They ARE awful,’ agrees Brian. ‘But I also think they’re fabulous. Let’s just go and say hello.’
George is the first of the Beatles to spot the man from the record shop approaching.
‘Hello there,’ he says. ‘What brings Mr. Epstein here?'”
And we’re off — we seem to be there with the people described (note the use of the present tense in that excerpt), waiting to see what will come of this encounter.
It’s that sense of openness, that recognition of multiple possibilities and the great unlikeliness of the Beatles’ success, that I found especially refreshing. At a few points Brown uses side-by-side narratives to emphasize what might have happened instead.
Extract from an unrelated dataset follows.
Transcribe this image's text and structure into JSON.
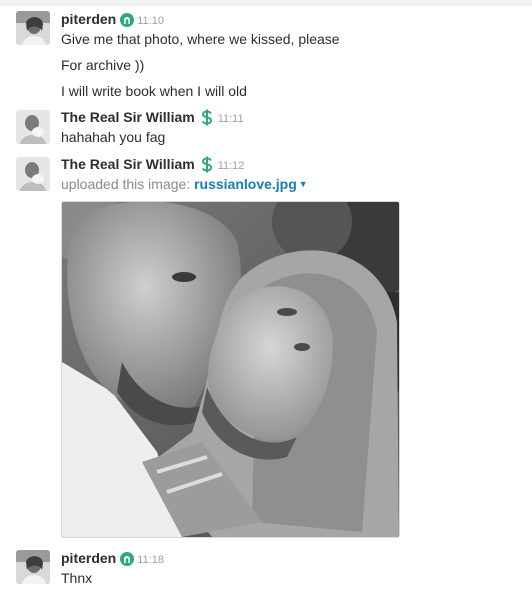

Here he does it as part of an account of one evening in “Late November 1940”:
The greatest use of this split-screen effect in the book is Brown’s three-column breakdown of how the myriad people who have gone on record about Lennon’s assault on Bob Wooler at McCartney’s 21st birthday party have described it. (He also includes three statements by Lennon himself, given at separate times.) Seeing how differently everyone from Tony Bramwell to Philip Norman has detailed the assault and the extent of the injuries Wooler suffered illustrates more powerfully than a lengthy account could the reality that all history is interpretation.
Brown possesses an almost Wildean way with trenchant characterizations, for example: “Those of [Alex] Mardas’s ideas that worked were not his own, and those that were his own failed to work” and “Albert Goldman, the most merciless and hyperbolic of all John’s biographers.” Brown unerringly picks the best quotes too, as when he notes Alistair Taylor’s remark that Allen Klein had “the charm of a broken lavatory seat.”
Brown’s great with lists and footnotes as well. Here’s an itemization that reveals much about the chaos of the Apple Corps offices: “Visitors and employees alike walked off with all sorts of stuff: televisions, electric typewriters, speakers, cases of wine, fan heaters. One employee removed the lead from the roof on a daily basis, soon creating leaks that caused thousands of pounds’ worth of damage.”
And here’s Brown’s footnote to Peter Brown’s “unfeasibly vivid picture” of Lennon’s supposed sexual encounter with Epstein in Spain: “The memoirs of former Beatles office staff share this strange quality of divine omniscience with the memoirs of royal housekeepers and valets.”
Brown’s humor is in line with the Beatles’ own, a big reason why this book is so enjoyable. One Two Three Four includes the best account of Lennon’s punning sensibility I’ve read, and Brown’s descriptions of some of the contemporary Beatles-themed tours he’s gone on are not only revealing but intermittently hilarious. But he also captures the darkness of the story. Juxtaposing an early publicity photo of the Beatles with a candid snapshot taken during the late studio period, Brown notes: “The Beatles had aged with an almost macabre rapidity. In the five years from 1964 to 1969 they matured at a rate of knots, not only in the range and depth of their music, but also physically.”
One last note: Brown’s explorations of people on the edges of the Beatles story are extraordinarily revealing; some achieve a kind of “Eleanor Rigby” quality, as they recount what happened to those left in the Beatles’ wake. There’s Pete Best, of course. But who thinks of Jimmy Nichol, the drummer who subbed briefly for Ringo during the 1964 tour of Australia? His experience with fame seems to have blighted his life: though his former band held his position open, he came back from the tour determined to become a star and started his own band, which failed and marked the beginning of a long, sour decline. Then there is Detective Sergeant Norman “Nobby” Pilcher, the tireless enforcer of drug laws against 1960s musicians, eventually imprisoned for perjury and conspiracy to pervert the course of justice. However, the most moving portrait in the book is that of Brian Epstein; fittingly, the book both begins and ends with him. His centrality to the Beatles’ story has never, to my mind, been presented so clearly or compassionately.
In short: One Two Three Four is well worth your time, even if the stack of Beatles-related books you’ve read would reach to your head or higher if stacked up on the floor.